### DATA FOR REVIEW
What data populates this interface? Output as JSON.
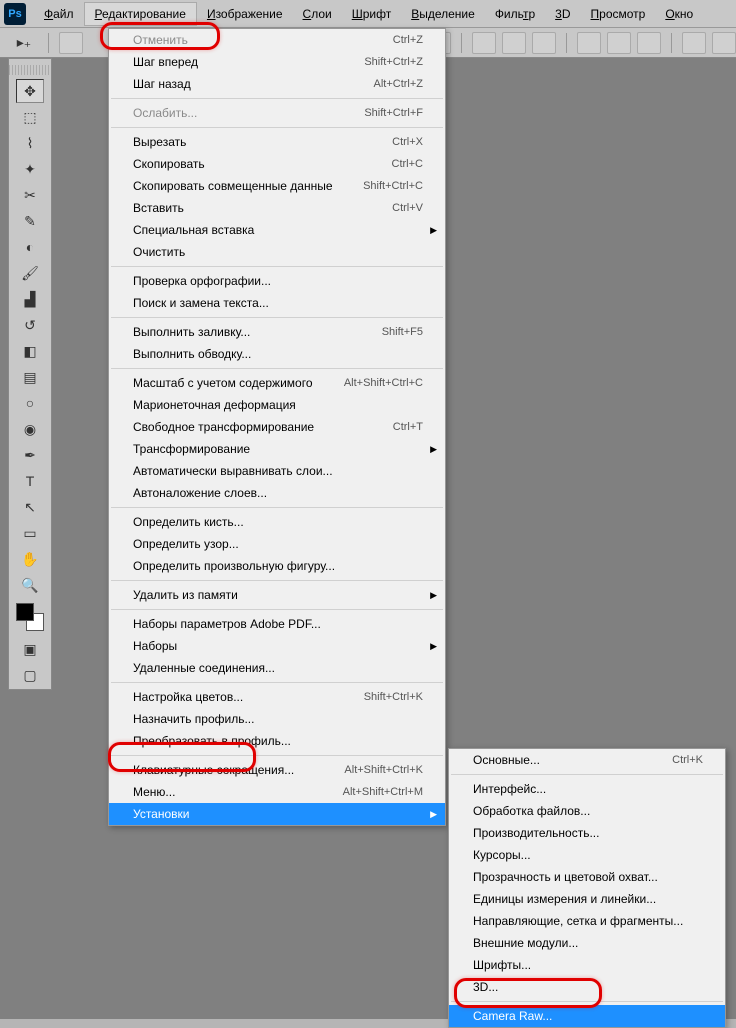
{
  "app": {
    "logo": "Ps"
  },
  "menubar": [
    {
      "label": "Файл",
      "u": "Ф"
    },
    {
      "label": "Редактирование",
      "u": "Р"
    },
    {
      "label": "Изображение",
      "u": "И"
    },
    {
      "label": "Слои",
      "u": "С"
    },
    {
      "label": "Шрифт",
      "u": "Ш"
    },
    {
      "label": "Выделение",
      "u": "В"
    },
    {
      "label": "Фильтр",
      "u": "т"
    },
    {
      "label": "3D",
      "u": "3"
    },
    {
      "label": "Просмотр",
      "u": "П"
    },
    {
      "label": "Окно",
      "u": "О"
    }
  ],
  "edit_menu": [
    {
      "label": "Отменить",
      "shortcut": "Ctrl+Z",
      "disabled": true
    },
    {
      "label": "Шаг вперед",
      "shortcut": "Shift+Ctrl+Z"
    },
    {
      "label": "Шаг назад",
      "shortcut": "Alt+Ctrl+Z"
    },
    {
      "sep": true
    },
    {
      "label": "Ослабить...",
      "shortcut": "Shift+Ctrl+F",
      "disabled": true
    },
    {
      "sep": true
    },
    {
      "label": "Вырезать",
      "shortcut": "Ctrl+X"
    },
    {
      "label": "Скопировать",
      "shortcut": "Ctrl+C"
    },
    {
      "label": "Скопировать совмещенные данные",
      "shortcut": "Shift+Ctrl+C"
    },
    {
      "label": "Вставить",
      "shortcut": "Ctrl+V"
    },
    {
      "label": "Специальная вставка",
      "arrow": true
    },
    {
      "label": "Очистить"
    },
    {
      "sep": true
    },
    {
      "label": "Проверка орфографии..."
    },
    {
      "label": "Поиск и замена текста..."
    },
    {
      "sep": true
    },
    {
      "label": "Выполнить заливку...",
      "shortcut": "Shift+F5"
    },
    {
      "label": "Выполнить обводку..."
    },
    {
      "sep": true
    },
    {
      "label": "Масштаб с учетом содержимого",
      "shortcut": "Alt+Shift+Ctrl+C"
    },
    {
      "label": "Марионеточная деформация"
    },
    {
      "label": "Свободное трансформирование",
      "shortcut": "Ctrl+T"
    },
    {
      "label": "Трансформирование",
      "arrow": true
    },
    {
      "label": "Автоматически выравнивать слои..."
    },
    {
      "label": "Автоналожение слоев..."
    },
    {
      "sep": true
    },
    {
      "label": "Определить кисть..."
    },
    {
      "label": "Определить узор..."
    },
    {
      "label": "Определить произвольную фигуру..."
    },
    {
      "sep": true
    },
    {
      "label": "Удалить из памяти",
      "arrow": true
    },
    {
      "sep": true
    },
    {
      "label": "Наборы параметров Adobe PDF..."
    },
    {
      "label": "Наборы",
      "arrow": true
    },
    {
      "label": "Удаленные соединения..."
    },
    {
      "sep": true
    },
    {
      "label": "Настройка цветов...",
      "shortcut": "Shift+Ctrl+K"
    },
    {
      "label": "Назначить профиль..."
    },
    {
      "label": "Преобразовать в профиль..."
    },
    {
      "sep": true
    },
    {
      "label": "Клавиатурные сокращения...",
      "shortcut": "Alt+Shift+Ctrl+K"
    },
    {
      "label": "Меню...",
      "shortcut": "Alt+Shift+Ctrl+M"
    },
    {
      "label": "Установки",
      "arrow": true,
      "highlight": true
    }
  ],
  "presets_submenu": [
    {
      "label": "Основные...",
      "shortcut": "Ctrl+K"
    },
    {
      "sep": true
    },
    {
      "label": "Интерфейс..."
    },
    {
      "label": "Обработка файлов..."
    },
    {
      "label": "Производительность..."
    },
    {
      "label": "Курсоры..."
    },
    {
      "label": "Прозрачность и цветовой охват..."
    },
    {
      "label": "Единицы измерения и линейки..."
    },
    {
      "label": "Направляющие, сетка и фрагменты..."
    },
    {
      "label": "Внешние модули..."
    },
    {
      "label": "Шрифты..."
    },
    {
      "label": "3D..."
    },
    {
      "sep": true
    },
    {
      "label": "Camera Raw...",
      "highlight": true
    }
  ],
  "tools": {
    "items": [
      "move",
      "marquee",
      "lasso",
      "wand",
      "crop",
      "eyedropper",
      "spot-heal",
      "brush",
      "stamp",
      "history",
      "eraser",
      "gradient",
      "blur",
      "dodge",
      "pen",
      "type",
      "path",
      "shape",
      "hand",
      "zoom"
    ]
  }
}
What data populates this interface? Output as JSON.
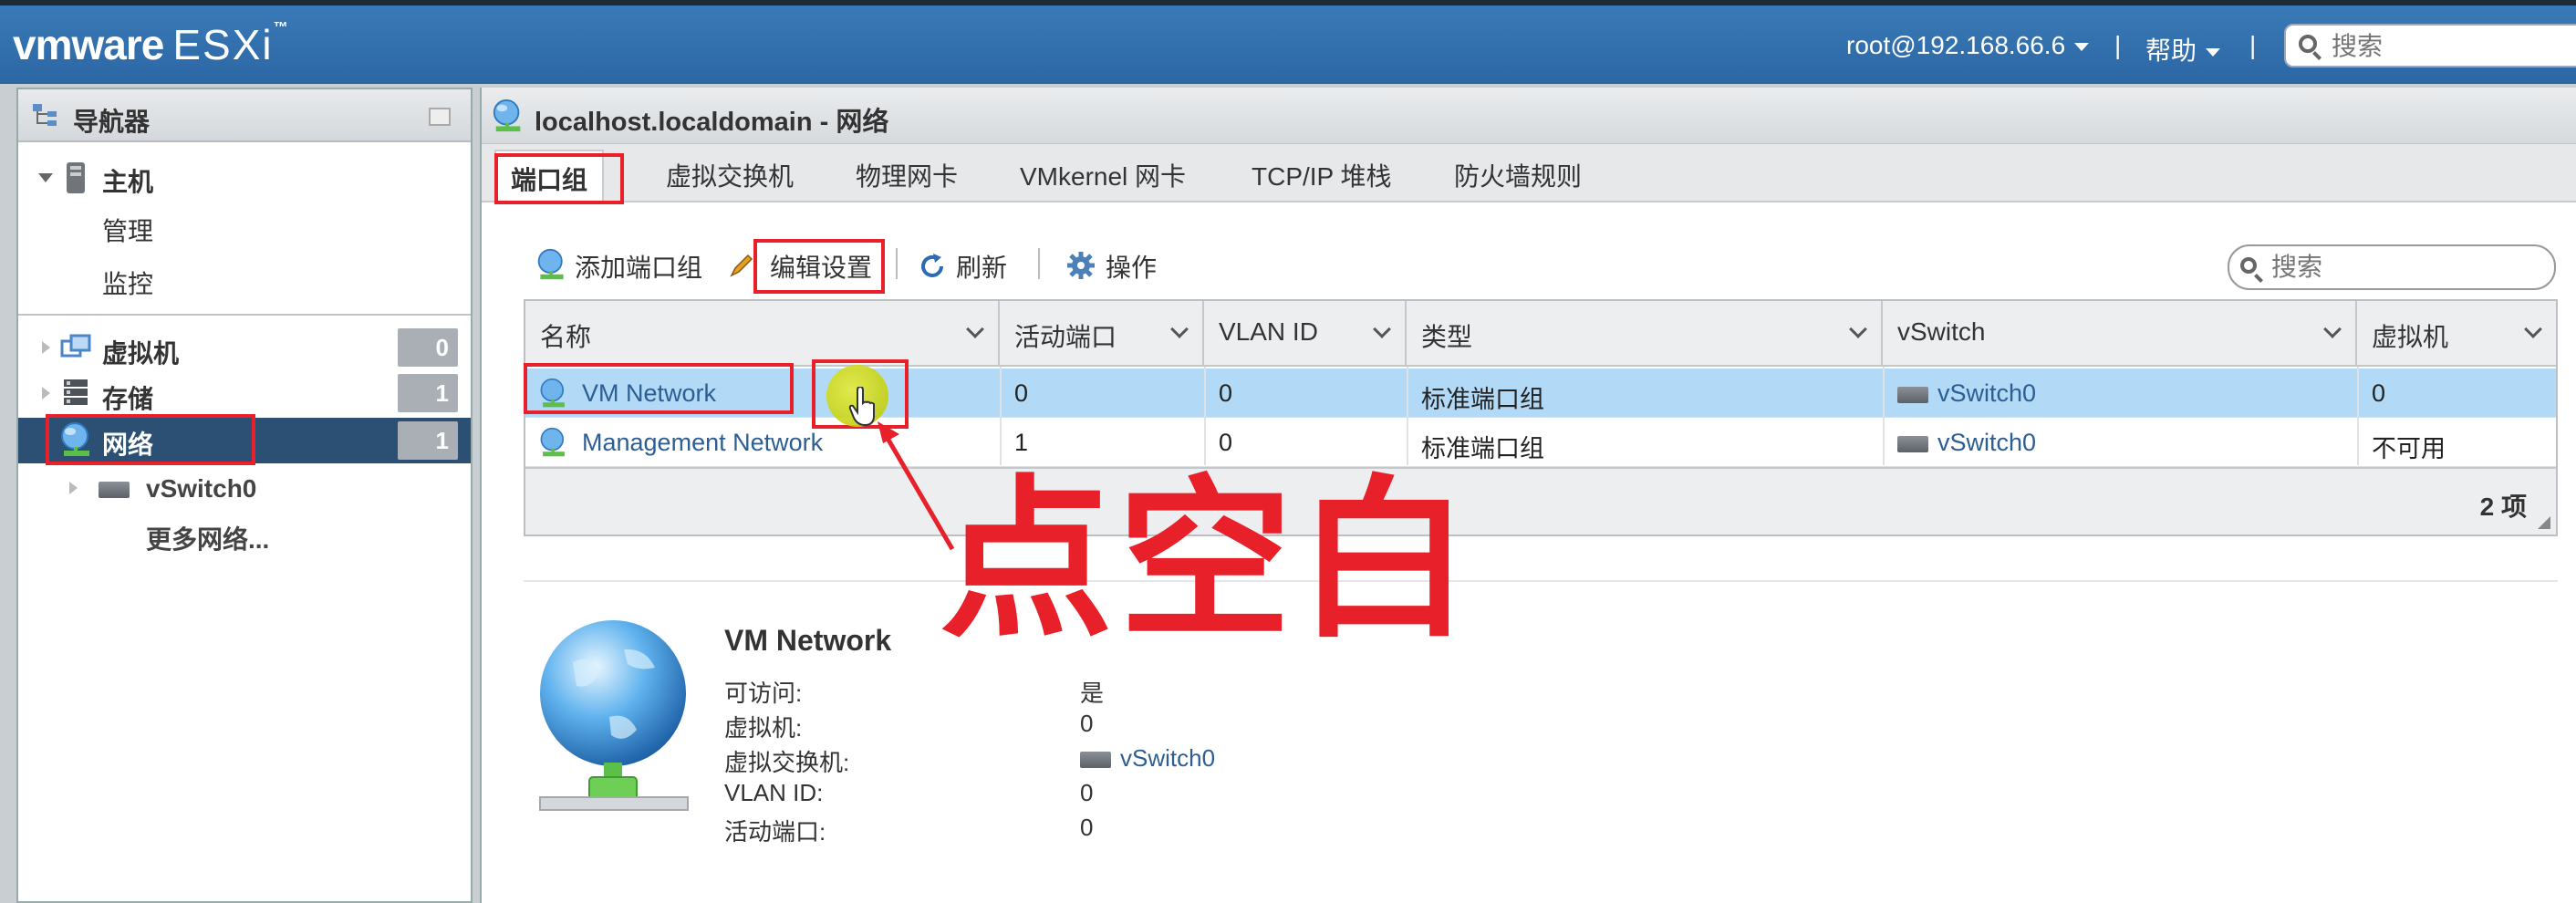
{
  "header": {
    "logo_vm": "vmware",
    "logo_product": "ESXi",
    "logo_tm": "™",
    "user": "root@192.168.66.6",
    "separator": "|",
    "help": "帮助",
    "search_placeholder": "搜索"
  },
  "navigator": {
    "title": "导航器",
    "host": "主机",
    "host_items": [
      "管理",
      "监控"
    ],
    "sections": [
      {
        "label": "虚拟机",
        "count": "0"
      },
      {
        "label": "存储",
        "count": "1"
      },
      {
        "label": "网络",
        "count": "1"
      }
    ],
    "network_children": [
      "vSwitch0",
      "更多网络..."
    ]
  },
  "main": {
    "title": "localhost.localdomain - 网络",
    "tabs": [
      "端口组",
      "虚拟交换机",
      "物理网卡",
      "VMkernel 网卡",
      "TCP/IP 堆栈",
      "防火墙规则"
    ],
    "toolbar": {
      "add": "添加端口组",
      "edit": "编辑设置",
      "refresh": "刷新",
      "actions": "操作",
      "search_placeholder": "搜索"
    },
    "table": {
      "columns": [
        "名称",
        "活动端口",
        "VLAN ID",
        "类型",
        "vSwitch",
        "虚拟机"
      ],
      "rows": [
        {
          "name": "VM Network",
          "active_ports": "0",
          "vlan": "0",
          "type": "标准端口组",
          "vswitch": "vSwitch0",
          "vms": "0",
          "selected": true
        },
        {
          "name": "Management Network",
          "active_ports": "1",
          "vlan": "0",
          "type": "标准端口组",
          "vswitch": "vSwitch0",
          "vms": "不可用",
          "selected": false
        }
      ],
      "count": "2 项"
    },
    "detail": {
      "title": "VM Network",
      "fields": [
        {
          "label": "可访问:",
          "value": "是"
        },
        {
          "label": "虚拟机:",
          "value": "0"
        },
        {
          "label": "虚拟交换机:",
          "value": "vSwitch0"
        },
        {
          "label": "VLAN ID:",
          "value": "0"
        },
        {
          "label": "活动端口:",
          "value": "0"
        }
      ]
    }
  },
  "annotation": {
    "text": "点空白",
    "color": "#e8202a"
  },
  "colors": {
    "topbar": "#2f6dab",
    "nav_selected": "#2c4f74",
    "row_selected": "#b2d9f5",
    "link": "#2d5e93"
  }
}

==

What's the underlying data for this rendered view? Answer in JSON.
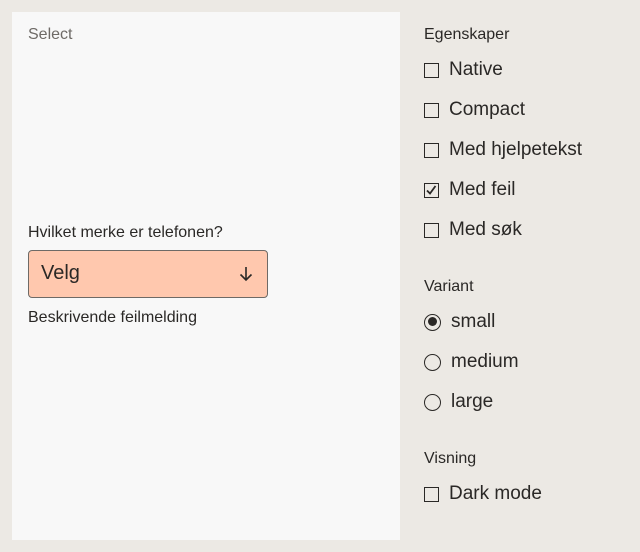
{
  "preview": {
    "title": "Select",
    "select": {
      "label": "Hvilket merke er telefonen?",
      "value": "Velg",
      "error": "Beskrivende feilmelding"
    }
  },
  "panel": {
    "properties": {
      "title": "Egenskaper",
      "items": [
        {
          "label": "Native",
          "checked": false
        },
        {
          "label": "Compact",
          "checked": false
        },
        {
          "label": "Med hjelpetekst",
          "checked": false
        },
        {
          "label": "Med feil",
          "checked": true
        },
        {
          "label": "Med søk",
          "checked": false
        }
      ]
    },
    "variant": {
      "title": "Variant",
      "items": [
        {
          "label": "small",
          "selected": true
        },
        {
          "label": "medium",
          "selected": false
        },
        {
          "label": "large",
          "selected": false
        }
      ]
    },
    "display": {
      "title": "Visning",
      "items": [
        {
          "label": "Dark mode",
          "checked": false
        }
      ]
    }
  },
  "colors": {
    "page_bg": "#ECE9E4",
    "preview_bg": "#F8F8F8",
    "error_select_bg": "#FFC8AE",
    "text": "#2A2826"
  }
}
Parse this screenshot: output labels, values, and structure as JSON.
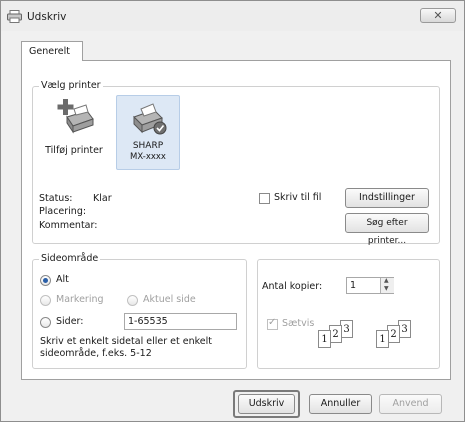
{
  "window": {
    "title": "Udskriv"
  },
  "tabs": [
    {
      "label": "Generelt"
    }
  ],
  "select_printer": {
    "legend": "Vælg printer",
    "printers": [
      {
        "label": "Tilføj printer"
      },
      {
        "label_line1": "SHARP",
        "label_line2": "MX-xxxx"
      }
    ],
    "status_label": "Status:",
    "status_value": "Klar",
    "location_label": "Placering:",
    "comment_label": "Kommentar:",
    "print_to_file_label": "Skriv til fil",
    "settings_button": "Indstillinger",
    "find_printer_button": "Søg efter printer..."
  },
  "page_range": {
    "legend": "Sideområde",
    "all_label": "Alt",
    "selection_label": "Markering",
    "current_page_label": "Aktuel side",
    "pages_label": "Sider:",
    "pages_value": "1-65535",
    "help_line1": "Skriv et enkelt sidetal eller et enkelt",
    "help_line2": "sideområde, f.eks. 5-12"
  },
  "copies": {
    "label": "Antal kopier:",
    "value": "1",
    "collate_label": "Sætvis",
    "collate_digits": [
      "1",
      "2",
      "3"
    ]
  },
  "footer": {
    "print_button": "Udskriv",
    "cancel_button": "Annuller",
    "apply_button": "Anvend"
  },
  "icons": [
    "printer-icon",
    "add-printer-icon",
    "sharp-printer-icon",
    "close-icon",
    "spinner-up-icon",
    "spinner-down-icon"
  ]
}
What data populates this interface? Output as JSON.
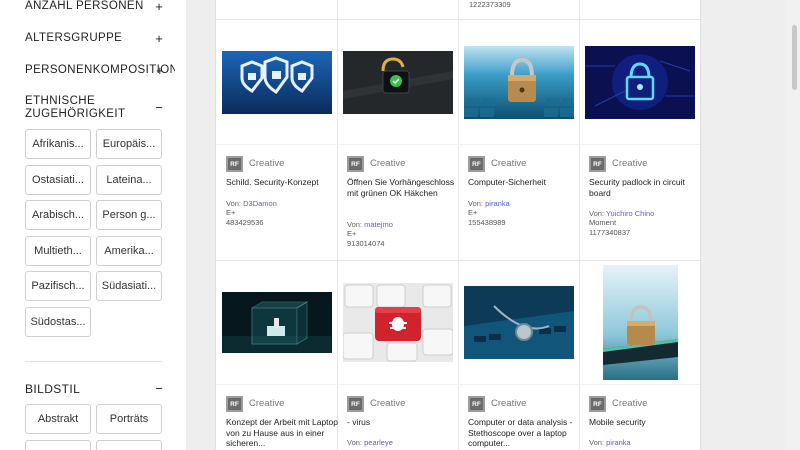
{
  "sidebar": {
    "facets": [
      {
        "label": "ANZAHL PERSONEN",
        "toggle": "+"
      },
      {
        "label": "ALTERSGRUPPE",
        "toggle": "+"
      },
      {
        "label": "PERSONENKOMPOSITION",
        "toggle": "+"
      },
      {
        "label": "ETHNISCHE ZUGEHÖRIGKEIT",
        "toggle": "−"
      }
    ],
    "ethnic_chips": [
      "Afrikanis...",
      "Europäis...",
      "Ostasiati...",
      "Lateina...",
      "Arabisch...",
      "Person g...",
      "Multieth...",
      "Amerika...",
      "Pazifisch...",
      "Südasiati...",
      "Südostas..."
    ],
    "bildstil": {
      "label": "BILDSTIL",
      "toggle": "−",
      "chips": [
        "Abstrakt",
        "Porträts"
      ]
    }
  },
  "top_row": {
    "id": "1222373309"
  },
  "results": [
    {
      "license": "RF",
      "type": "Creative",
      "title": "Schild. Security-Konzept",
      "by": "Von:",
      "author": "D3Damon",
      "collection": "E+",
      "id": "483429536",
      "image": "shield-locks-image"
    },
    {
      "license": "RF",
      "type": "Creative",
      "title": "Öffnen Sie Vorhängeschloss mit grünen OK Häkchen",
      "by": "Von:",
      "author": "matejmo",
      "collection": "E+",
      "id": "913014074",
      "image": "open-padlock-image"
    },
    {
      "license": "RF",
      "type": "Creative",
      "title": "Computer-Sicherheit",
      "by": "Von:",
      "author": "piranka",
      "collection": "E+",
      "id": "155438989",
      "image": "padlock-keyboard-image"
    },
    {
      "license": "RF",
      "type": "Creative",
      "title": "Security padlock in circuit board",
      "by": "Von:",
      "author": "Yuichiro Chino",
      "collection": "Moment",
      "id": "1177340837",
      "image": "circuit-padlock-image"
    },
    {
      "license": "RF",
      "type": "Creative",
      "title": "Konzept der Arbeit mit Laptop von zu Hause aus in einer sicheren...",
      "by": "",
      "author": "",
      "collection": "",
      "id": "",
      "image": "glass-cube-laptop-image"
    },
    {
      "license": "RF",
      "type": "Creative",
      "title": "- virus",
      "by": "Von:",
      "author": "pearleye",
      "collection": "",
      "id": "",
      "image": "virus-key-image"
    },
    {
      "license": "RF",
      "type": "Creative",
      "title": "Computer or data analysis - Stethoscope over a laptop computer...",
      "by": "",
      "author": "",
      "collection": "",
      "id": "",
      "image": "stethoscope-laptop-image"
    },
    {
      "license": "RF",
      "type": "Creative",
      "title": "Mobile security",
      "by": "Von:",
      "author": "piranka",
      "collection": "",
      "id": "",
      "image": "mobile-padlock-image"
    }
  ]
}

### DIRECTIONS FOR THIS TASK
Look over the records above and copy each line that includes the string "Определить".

### ANSWER TO THIS EXERCISE
      "label": "Определить кисть..."
      "label": "Определить узор..."
      "label": "Определить произвольную фигуру..."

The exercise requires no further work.